Outside links

("Wikimedia Commons" has material
about Okeford Fitzpaine)


  1. Ralph Wightman (1983). Portrait of Dorset (4 ed.). Robert Hale Ltd. p. 136. ISBN 0 7090 0844 9. 
  2. 2.0 2.1 2.2 2.3 2.4 'Okeford Fitzpaine', in An Inventory of the Historical Monuments in Dorset, Volume 3, Central (London, 1970), pp. 200–207. University of London. http://www.british-history.ac.uk/rchme/dorset/vol3/pp200-207. Retrieved 24 October 2015. 
  3. "Dorset H-R". The Domesday Book Online. domesdaybook.co.uk. http://www.domesdaybook.co.uk/dorset2.html. Retrieved 14 February 2015. 
  4. "Place: Okeford [Fitzpaine"]. Open Domesday. domesdaymap.co.uk. http://domesdaymap.co.uk/place/ST8010/okeford-fitzpaine/. Retrieved 14 February 2015. 
  5. Roland Gant (1980). Dorset Villages. Robert Hale Ltd. p. 50. ISBN 0 7091 8135 3. 
  6. See entry for George Pitt-Rivers
  7. "Fippenny Ockford & thereabouts" by Tom Graham, 1952
  8. Listed Buildings in Okeford Fitzpaine, Dorset
  9. K6 Telephone Kiosk (Adjacent Post Office) No 860247, Okeford Fitzpaine
  10. "Okeford Fitzpaine". Dorset Halls Network. Dorset Village Halls Association. 2012. http://www.dorsethalls.net/node/957. Retrieved 24 November 2015. 
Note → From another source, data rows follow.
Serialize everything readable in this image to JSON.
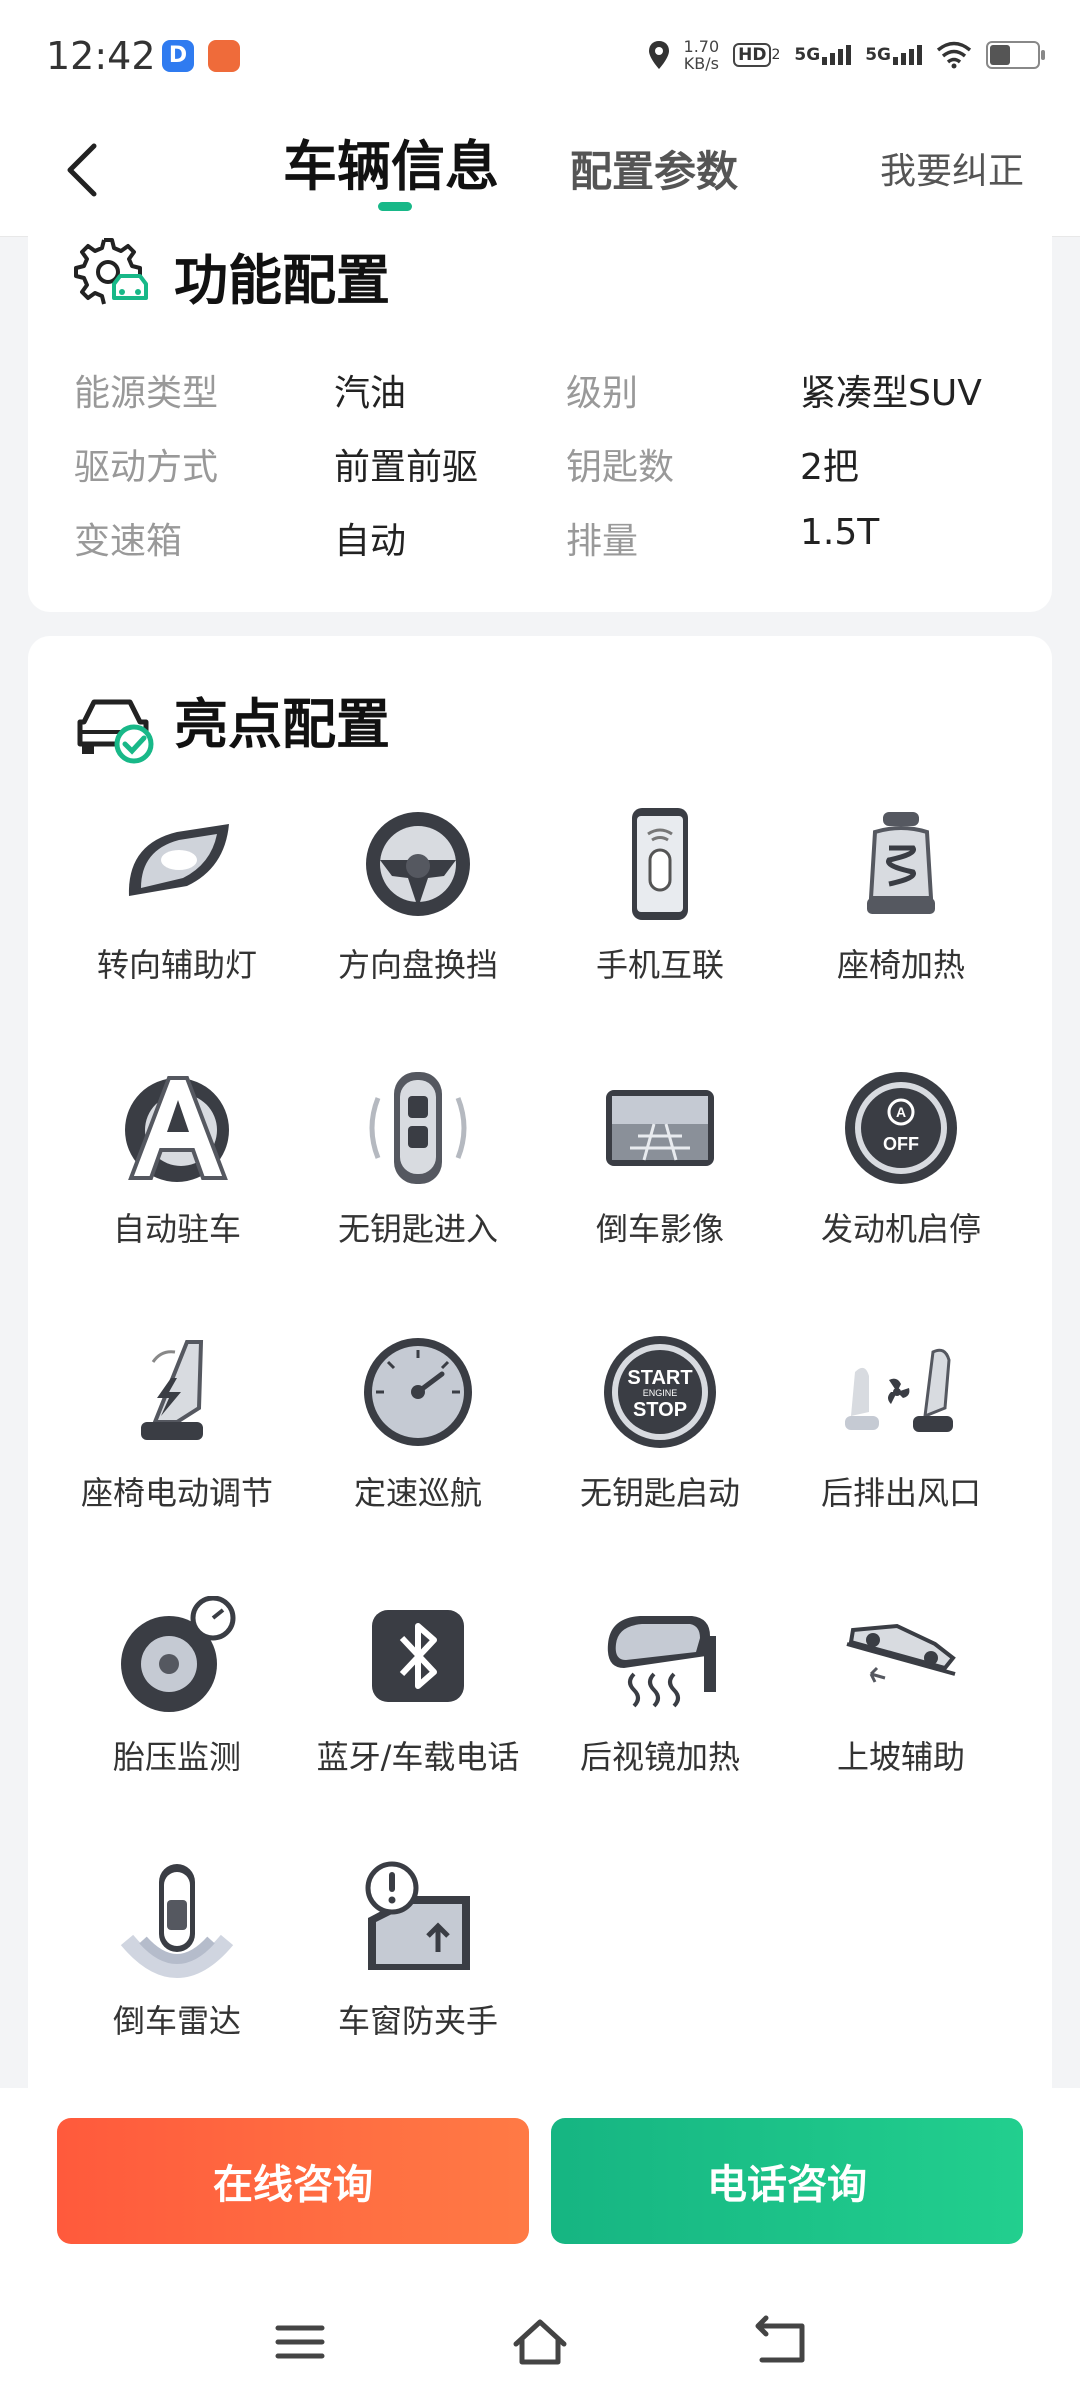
{
  "status_bar": {
    "time": "12:42",
    "speed_value": "1.70",
    "speed_unit": "KB/s",
    "hd_label": "HD",
    "hd_sub": "2",
    "net1": "5G",
    "net2": "5G"
  },
  "nav": {
    "tab_active": "车辆信息",
    "tab_inactive": "配置参数",
    "correct_label": "我要纠正"
  },
  "function_config": {
    "title": "功能配置",
    "rows": [
      {
        "label1": "能源类型",
        "value1": "汽油",
        "label2": "级别",
        "value2": "紧凑型SUV"
      },
      {
        "label1": "驱动方式",
        "value1": "前置前驱",
        "label2": "钥匙数",
        "value2": "2把"
      },
      {
        "label1": "变速箱",
        "value1": "自动",
        "label2": "排量",
        "value2": "1.5T"
      }
    ]
  },
  "highlight_config": {
    "title": "亮点配置",
    "items": [
      {
        "label": "转向辅助灯",
        "icon": "headlight-icon"
      },
      {
        "label": "方向盘换挡",
        "icon": "steering-wheel-icon"
      },
      {
        "label": "手机互联",
        "icon": "phone-link-icon"
      },
      {
        "label": "座椅加热",
        "icon": "seat-heat-icon"
      },
      {
        "label": "自动驻车",
        "icon": "auto-hold-icon"
      },
      {
        "label": "无钥匙进入",
        "icon": "keyless-entry-icon"
      },
      {
        "label": "倒车影像",
        "icon": "reverse-camera-icon"
      },
      {
        "label": "发动机启停",
        "icon": "engine-start-stop-icon"
      },
      {
        "label": "座椅电动调节",
        "icon": "power-seat-icon"
      },
      {
        "label": "定速巡航",
        "icon": "cruise-control-icon"
      },
      {
        "label": "无钥匙启动",
        "icon": "start-button-icon"
      },
      {
        "label": "后排出风口",
        "icon": "rear-vent-icon"
      },
      {
        "label": "胎压监测",
        "icon": "tire-pressure-icon"
      },
      {
        "label": "蓝牙/车载电话",
        "icon": "bluetooth-icon"
      },
      {
        "label": "后视镜加热",
        "icon": "mirror-heat-icon"
      },
      {
        "label": "上坡辅助",
        "icon": "hill-assist-icon"
      },
      {
        "label": "倒车雷达",
        "icon": "parking-radar-icon"
      },
      {
        "label": "车窗防夹手",
        "icon": "window-anti-pinch-icon"
      }
    ],
    "start_button": {
      "line1": "START",
      "line2": "ENGINE",
      "line3": "STOP"
    },
    "off_label": "OFF"
  },
  "actions": {
    "online": "在线咨询",
    "phone": "电话咨询"
  },
  "colors": {
    "accent_green": "#18b888",
    "accent_orange": "#ff5a3c"
  }
}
  11. http://www.thegoodpubguide.co.uk/pub/view/Royal-Oak-DT11-0RN